Spring trends from the catwalks to the streets
368: Bandwidth wagon
Japan's move towards DSL
367: Just for sports
How to play ball this summer
366: Life's a hitch
Helpful hints for hitch hiking in Japan
365: Altered state
Try Tokyo's tailors on for size
364: The Fringe Club
Shinjuku's infamous Golden Gai bar district
363: Take two Tomatos
Design gurus Michael Horsham and Steve Baker
362: Stage left
Innovative and intimate shogekijo (little theaters)
361: The lowdown on TC
Everything you ever wanted to know about TC, but were afraid to ask
360: A reversal of fortune
Tokyo's home of racing, Fuchu Racecourse

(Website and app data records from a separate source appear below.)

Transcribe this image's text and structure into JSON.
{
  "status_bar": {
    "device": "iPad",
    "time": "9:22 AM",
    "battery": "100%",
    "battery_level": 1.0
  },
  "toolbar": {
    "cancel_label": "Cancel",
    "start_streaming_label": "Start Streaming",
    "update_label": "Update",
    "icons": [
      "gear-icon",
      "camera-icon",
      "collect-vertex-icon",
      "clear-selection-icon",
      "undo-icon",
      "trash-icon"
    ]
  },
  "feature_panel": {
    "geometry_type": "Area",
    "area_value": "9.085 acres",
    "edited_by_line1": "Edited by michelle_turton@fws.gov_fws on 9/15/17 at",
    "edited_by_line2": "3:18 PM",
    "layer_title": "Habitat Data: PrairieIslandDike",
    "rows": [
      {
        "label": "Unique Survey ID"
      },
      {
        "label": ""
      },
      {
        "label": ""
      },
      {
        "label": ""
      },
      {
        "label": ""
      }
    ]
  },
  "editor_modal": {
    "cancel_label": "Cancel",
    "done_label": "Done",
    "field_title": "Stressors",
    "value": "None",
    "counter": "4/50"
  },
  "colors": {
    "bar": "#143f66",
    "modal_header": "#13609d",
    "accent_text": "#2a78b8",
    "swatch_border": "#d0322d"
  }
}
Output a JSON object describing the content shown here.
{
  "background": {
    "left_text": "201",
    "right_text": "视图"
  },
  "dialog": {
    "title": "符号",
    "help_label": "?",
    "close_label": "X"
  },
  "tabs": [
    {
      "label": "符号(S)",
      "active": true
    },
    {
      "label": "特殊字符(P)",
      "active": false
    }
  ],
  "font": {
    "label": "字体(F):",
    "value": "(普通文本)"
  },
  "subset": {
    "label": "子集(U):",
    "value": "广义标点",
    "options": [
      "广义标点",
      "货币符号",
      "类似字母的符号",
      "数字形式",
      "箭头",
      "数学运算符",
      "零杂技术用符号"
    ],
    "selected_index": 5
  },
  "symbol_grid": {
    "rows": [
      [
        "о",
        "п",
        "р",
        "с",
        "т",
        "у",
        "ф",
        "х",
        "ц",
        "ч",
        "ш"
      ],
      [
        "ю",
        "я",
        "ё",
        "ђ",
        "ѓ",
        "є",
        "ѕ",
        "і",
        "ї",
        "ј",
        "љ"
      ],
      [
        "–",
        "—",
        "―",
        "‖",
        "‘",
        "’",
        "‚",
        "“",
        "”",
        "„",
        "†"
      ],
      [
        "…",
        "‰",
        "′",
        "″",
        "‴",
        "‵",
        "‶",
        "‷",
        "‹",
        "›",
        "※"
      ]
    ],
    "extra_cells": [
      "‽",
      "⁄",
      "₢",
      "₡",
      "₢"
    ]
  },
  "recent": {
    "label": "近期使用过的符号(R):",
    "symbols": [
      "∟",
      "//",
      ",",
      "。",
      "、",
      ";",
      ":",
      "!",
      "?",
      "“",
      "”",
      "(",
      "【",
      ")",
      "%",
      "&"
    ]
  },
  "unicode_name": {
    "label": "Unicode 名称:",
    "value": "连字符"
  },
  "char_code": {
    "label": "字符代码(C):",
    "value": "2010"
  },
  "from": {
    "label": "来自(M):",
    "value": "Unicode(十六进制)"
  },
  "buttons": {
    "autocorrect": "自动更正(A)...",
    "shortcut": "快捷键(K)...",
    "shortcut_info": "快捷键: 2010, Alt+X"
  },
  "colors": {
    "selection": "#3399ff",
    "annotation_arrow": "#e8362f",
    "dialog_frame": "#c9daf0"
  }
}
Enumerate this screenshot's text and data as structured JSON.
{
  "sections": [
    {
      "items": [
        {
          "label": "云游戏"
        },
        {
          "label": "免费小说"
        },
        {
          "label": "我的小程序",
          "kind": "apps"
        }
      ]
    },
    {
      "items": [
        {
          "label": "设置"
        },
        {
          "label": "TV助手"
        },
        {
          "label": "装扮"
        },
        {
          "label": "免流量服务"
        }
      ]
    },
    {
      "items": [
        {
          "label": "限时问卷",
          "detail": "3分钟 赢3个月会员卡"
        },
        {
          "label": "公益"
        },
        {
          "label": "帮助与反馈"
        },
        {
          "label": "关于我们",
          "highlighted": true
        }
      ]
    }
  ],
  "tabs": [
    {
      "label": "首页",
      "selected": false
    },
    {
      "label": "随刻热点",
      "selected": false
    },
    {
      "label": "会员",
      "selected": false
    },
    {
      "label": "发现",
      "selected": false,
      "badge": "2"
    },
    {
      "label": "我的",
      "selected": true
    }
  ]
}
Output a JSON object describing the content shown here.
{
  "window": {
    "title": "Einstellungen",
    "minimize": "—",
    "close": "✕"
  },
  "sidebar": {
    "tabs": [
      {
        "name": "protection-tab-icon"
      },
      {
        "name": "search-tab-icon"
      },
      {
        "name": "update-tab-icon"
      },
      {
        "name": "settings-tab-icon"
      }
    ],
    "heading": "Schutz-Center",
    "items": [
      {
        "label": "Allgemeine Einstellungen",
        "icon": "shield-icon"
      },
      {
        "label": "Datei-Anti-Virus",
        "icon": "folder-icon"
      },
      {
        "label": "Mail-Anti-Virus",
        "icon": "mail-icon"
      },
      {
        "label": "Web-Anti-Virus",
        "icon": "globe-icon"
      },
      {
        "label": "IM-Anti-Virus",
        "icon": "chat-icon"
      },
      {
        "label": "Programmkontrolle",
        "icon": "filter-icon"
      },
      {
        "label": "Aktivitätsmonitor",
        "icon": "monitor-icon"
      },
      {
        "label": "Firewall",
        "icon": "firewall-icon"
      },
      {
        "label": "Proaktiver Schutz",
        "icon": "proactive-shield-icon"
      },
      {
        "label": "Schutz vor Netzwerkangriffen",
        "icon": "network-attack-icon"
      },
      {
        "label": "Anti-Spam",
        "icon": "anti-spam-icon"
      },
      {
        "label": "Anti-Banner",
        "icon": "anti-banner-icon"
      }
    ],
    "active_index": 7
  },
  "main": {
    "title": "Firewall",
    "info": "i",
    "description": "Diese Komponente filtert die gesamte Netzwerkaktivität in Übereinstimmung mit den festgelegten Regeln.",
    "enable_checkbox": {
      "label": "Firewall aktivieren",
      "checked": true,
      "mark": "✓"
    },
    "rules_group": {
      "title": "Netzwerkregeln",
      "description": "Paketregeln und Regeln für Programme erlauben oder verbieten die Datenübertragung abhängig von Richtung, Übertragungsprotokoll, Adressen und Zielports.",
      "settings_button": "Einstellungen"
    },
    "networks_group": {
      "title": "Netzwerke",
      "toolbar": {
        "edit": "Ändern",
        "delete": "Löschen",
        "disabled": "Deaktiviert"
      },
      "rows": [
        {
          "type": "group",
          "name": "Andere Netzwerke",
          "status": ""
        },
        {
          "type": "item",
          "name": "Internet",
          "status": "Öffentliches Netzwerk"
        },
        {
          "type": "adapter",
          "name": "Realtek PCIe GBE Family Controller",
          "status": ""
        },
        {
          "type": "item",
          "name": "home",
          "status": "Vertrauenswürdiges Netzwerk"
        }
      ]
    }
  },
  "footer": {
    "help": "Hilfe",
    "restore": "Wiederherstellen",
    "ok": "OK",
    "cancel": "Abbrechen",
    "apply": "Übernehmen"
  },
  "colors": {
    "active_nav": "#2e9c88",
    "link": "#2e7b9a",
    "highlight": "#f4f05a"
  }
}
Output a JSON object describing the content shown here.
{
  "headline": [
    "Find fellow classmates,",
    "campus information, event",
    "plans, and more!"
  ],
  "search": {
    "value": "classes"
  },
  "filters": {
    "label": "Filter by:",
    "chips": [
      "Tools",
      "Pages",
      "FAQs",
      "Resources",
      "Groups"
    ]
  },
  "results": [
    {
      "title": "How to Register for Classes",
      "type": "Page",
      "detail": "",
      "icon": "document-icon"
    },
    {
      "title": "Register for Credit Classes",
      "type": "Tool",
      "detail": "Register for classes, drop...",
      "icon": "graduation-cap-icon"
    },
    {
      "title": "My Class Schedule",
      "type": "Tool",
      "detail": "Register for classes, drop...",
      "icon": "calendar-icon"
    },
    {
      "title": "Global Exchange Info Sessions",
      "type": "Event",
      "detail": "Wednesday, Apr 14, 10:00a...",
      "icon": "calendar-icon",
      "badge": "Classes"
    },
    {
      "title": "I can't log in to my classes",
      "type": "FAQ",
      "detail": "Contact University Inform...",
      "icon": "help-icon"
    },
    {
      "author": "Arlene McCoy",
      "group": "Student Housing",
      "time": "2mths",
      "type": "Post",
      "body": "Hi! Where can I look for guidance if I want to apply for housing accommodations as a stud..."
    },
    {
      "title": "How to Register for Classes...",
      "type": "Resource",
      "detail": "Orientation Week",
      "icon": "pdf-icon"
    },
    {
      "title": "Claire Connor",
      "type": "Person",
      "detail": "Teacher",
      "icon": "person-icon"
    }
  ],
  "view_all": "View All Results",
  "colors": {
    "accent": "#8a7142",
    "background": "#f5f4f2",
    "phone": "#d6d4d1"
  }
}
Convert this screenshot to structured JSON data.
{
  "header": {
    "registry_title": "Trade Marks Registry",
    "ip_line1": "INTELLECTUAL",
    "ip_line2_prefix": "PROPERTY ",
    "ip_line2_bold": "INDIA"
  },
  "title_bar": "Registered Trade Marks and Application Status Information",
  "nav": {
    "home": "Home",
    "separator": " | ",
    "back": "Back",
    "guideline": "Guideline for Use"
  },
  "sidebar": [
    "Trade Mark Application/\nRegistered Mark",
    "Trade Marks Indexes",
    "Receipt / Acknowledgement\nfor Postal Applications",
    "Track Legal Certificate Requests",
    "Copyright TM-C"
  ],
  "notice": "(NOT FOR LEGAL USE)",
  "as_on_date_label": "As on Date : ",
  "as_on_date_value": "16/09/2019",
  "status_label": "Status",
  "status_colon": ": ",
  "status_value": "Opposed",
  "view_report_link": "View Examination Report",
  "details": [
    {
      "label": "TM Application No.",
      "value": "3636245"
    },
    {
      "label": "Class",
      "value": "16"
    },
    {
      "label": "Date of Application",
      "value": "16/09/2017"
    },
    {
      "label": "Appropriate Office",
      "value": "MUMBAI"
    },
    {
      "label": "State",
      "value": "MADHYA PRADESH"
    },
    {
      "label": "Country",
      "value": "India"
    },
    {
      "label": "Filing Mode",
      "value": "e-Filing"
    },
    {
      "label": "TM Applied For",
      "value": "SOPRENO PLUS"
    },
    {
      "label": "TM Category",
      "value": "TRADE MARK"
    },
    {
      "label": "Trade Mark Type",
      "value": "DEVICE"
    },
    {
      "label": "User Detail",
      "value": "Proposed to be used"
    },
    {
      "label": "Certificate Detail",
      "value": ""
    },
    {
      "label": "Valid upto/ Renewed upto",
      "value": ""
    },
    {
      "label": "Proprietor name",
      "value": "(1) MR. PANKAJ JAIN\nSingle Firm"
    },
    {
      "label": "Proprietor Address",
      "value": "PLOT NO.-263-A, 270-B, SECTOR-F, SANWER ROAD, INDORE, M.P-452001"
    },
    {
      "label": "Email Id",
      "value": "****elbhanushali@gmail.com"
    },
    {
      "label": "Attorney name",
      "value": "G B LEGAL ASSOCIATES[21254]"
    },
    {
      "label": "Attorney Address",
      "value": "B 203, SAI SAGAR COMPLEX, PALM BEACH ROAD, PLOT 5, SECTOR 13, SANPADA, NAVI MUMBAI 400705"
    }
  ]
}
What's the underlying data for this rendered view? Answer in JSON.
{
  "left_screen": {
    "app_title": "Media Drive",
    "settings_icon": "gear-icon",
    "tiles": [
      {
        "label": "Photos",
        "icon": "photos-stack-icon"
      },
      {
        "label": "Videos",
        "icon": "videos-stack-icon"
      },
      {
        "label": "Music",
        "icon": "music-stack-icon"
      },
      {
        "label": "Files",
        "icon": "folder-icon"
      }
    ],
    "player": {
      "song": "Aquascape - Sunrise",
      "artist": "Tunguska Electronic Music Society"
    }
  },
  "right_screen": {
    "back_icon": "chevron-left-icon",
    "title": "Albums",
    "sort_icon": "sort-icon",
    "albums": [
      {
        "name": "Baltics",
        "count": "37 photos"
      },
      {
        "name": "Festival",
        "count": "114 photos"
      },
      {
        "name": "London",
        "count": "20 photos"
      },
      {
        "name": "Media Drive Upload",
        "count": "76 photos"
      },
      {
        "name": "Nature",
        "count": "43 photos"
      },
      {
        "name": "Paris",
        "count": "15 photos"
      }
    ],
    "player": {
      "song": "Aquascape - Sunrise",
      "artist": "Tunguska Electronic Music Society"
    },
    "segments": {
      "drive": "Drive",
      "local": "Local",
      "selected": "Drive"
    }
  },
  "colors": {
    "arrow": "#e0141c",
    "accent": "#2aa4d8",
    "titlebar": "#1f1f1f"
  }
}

359: Funny Valentine
How to do Valentine's Day in Japan
358: Two-faced
Heartthrob Katsunori Takahashi
357: Read all about it comes to Japan
356: Daikanyama
Central Tokyo's hippest hood
355: Wash out
Heaven Sento
354: Means to an end
Some good ideas to inspire you
352/3: Last Laugh
TC's rosey re-cap of the year
Signs of the times
Horoscopes for 2001
351: It's a wrap
TC's holiday gift tips
350: Cable ready
Cable and satellite broadcasting renaissance


[FrontPage Include Component][FrontPage Include Component]